Saved entries
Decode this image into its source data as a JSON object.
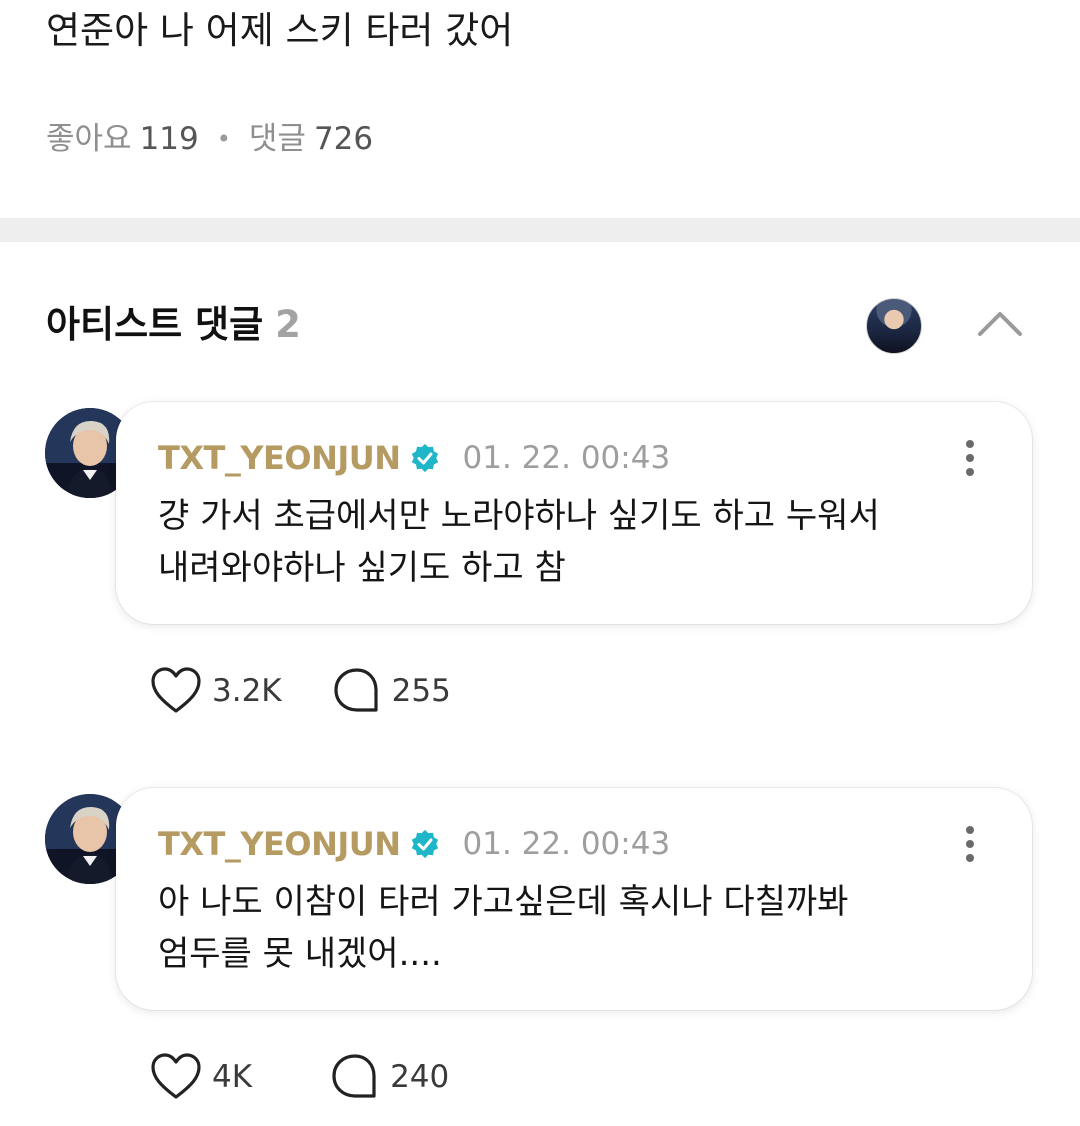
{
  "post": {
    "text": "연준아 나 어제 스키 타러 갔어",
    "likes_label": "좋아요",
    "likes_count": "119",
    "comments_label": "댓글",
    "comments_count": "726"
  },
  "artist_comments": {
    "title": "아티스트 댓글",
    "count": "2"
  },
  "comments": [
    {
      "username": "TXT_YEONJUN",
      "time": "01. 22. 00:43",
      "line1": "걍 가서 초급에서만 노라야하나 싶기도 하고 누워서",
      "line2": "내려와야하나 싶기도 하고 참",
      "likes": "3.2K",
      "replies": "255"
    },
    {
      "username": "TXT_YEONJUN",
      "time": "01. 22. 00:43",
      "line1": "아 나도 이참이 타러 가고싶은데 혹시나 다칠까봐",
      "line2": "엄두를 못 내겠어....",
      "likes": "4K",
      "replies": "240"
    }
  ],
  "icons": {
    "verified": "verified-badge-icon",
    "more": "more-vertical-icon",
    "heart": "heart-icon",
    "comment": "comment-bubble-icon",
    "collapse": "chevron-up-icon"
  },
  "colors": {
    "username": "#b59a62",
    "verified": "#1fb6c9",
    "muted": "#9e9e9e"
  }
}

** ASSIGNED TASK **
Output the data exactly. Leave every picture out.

** EXERCISE RESPONSE **
Decode this image into its source data as a JSON object.
{
  "post": {
    "text": "연준아 나 어제 스키 타러 갔어",
    "likes_label": "좋아요",
    "likes_count": "119",
    "comments_label": "댓글",
    "comments_count": "726"
  },
  "artist_comments": {
    "title": "아티스트 댓글",
    "count": "2"
  },
  "comments": [
    {
      "username": "TXT_YEONJUN",
      "time": "01. 22. 00:43",
      "line1": "걍 가서 초급에서만 노라야하나 싶기도 하고 누워서",
      "line2": "내려와야하나 싶기도 하고 참",
      "likes": "3.2K",
      "replies": "255"
    },
    {
      "username": "TXT_YEONJUN",
      "time": "01. 22. 00:43",
      "line1": "아 나도 이참이 타러 가고싶은데 혹시나 다칠까봐",
      "line2": "엄두를 못 내겠어....",
      "likes": "4K",
      "replies": "240"
    }
  ],
  "icons": {
    "verified": "verified-badge-icon",
    "more": "more-vertical-icon",
    "heart": "heart-icon",
    "comment": "comment-bubble-icon",
    "collapse": "chevron-up-icon"
  },
  "colors": {
    "username": "#b59a62",
    "verified": "#1fb6c9",
    "muted": "#9e9e9e"
  }
}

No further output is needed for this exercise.